Remote Working is Everyday Working for many Professionals
Today Tuesday 21st June, we have launched a campaign titled ‘Remote Working is every day working for some people.' The campaign aims to provide businesses of all sizes and sectors with simple guidance on working remotely safely and securely.
Remote work is any work done outside of a physical office, also called telecommuting or working from home. Before the pandemic, flexible or remote working for the majority was something that occurred when a usual work base was unavailable. However, there are many professions where remote working is everyday working, for example, marketing and communications freelancers, project consultants and even those in administrative functions for construction and home improvement businesses.
Remote working comes with increased cyber security risks, often due to insufficient knowledge of basic cyber safety and poor cyber hygiene habits. If you work for an organisation, you are typically given cybersecurity training when you first join, ideally annually. However, this is not the case for those who are self-employed and working as freelancers or consultants, and they are responsible for their own training and knowledge.
What are the main cyber security risks with remote working?
With the continued rise of freelancers, cybercriminals are shifting their focus away from other targets and onto micro-businesses like self-employed freelancers. Freelancers tend to communicate with people they don’t know personally, for example, prospective new clients. They will regularly open new files in emails and share personal information in their inboxes, such as invoices and PayPal details.

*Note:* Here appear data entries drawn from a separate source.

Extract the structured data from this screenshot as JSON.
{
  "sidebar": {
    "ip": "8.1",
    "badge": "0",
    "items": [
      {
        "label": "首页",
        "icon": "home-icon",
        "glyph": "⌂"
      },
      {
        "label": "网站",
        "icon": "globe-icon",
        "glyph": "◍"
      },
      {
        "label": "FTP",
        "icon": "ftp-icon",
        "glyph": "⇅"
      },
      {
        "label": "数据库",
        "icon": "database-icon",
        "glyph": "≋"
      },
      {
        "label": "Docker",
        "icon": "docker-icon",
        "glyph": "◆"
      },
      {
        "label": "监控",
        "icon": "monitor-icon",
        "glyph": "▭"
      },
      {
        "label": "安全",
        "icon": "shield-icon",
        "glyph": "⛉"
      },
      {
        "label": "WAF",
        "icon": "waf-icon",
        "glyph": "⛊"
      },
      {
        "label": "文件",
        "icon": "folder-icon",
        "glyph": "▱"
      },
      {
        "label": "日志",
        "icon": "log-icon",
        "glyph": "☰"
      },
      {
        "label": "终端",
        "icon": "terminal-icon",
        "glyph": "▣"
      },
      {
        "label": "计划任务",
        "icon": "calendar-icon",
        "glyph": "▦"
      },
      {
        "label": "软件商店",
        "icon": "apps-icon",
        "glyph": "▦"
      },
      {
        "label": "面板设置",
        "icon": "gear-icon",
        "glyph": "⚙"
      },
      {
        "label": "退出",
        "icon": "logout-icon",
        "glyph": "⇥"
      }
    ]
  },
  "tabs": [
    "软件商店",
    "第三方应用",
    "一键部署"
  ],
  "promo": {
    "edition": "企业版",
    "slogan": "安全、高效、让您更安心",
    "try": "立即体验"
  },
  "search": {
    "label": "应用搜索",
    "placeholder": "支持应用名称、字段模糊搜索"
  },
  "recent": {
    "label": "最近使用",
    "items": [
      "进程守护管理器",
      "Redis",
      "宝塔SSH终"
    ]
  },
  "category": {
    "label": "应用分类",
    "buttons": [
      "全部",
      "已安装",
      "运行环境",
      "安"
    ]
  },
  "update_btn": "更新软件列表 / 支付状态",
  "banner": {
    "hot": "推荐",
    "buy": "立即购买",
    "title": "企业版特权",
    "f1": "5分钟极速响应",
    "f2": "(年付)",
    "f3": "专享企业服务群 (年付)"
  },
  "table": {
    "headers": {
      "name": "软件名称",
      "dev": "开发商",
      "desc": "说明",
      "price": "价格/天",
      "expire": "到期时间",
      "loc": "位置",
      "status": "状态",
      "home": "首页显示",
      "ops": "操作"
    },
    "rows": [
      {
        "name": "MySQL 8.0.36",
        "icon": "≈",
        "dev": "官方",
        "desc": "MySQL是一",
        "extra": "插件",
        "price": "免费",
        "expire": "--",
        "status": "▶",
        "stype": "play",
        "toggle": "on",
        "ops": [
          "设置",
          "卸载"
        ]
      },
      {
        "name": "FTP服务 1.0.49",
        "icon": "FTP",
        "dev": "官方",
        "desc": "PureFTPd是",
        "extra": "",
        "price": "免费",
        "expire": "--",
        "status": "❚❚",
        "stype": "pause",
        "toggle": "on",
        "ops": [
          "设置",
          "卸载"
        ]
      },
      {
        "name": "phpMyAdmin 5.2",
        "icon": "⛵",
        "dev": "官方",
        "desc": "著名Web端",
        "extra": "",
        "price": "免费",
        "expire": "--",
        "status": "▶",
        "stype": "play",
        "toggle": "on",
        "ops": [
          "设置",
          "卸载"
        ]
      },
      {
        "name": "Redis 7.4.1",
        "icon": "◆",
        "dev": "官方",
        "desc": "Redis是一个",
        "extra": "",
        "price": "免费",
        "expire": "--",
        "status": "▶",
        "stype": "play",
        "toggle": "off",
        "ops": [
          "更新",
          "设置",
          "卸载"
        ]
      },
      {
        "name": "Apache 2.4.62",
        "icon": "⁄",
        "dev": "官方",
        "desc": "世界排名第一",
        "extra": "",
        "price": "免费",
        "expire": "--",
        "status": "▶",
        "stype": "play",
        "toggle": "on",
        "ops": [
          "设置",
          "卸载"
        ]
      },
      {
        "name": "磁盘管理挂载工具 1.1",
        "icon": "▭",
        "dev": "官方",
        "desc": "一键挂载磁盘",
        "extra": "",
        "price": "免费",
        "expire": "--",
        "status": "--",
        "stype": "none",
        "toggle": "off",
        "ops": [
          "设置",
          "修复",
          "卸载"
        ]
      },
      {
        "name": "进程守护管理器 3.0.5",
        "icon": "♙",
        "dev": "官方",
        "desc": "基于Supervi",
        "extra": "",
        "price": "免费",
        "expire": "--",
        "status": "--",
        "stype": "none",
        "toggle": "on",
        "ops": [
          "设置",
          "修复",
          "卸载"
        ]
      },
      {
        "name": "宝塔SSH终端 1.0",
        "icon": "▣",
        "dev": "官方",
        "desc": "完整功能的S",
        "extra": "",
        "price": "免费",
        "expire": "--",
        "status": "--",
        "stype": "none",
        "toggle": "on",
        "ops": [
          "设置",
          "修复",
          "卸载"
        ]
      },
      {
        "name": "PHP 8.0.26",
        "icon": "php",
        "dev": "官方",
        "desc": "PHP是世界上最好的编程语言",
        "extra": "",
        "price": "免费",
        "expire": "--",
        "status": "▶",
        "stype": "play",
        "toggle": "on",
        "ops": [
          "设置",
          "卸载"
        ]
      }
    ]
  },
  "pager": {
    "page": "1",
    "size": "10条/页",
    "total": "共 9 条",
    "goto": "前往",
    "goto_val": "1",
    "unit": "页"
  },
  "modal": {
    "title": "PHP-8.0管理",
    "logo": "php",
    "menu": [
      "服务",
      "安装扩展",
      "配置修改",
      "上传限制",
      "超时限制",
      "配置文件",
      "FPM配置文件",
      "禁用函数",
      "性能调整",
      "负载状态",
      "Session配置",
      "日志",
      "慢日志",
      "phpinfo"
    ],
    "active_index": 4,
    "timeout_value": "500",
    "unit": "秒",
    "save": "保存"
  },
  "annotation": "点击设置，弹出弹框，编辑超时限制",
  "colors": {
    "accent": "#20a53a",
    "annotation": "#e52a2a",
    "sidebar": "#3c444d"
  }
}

Many freelancers also work on laptops on less secure networks – whether at home or at a coffee shop – making them a perfect target for cybercriminals.
Other risks include:
Having unsupported devices with weak security
The loss or theft of sensitive information (bank details, client details, login information)
Using public Wi-Fi - this is not always secure
Being caught out by using duplicate or malicious 4G hotspots
Having unsecured devices with out-of-date software/applications
Workers sharing confidential information and having private conversations in public places
Workers using ChatGPT and other AI chatbots in an attempt to improve efficiency without being aware of the risks involved with AI chatbots
So, how can individuals protect themselves when working remotely?
Whilst remote working does present several cyber security risks, there are steps that businesses of any size can take to help mitigate these risks. Implementing a cyber security policy is one key way to ensure you work securely. Having a policy sets the standards of behaviour for digital activities, such as the encryption of sensitive data and access permissions for systems.
According to the recently published Cyber Security Breaches Survey 2023 from the Department for Media, Culture and Sport, showed that 64% of businesses have a cyber security policy which covers remote or mobile working
The report also revealed only 31% of businesses and 22% of charities are using a virtual private network (VPN) for employees that are connected remotely.
Even though there are many ways a cybercriminal could take advantage of your remote working environment, there are many ways you can protect your workspace and mitigate your cyber risk.
Make sure you have anti-virus software and an up-to-date firewall
Remember to back up your files and devices
Use strong, unique passwords and consider a password manager
Ensure your company has given you security awareness training
Obtain and achieve cyber essentials
This campaign has been launched in collaboration with the South East Cyber Resilience Centre and our Cyber Essentials Partner, Mitigate Cyber. Read more about the 'Remote Working is Everyday Working' campaign on our website.